▶ **Assignment**
Calculate how many lines of the data hold "legend". The answer consists of that number only.

◆ ◆ ◆

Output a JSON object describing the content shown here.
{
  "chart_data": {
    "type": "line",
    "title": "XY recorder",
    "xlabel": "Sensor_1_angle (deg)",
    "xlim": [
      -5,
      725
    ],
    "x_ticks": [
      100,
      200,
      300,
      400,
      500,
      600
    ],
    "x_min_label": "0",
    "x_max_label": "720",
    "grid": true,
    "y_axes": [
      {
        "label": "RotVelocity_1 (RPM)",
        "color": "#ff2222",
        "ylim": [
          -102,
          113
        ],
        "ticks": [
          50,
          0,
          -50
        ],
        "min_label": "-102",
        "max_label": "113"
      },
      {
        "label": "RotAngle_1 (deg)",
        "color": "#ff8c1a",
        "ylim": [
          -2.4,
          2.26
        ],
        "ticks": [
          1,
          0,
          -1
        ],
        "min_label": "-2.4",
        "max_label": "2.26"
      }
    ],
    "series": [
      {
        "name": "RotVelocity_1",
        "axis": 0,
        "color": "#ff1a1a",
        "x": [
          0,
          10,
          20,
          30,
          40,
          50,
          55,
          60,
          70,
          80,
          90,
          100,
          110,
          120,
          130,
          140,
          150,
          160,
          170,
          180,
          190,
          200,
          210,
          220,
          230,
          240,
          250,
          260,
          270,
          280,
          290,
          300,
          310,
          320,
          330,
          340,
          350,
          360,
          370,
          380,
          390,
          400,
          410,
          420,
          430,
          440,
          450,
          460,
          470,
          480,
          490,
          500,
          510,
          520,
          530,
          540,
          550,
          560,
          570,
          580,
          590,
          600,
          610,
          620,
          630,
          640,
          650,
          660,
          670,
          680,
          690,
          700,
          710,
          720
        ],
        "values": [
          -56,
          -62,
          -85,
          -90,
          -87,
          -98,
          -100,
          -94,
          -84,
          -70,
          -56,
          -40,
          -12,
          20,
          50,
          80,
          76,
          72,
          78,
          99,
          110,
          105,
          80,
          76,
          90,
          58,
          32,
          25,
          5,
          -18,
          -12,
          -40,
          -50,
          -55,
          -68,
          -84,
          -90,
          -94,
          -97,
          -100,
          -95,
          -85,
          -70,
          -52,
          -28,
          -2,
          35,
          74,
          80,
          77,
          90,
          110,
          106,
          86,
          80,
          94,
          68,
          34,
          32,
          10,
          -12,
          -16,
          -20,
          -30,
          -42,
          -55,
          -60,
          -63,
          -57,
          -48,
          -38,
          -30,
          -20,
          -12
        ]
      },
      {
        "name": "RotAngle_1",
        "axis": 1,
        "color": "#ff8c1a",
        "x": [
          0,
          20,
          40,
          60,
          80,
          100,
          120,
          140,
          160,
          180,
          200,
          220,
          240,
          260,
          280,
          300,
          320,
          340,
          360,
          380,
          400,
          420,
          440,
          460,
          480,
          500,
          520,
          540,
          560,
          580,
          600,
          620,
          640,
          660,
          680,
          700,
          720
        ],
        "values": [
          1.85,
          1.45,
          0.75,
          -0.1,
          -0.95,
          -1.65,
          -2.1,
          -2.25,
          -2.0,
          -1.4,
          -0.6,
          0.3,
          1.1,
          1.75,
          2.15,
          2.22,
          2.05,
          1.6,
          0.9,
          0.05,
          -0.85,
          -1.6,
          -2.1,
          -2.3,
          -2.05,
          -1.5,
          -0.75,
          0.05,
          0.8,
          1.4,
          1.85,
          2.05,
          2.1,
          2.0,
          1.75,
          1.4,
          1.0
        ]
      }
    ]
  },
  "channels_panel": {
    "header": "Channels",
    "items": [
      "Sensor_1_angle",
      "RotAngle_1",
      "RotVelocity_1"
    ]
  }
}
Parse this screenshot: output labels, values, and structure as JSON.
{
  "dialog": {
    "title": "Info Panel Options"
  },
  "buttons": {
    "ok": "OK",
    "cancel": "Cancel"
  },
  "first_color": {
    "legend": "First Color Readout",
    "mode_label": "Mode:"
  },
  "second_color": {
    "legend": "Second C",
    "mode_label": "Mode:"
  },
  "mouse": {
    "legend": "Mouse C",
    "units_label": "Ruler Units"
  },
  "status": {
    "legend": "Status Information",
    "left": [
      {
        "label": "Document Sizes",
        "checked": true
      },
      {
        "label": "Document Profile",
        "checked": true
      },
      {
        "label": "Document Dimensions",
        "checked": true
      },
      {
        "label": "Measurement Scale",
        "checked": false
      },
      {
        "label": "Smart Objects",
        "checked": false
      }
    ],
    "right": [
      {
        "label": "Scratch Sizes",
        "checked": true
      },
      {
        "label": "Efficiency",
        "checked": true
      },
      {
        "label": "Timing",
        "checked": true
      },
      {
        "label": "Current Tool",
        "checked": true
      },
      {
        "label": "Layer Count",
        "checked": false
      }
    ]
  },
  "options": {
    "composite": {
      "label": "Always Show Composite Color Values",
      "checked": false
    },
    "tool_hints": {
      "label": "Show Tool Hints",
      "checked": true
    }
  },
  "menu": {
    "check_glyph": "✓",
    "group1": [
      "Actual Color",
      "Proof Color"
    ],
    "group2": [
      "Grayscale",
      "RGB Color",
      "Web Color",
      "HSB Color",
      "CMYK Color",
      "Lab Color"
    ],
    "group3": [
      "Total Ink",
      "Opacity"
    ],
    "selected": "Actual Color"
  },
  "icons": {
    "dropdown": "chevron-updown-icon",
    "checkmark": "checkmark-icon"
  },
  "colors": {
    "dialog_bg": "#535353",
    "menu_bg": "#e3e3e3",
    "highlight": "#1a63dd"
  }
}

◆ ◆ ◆

▶ **Answer box**
4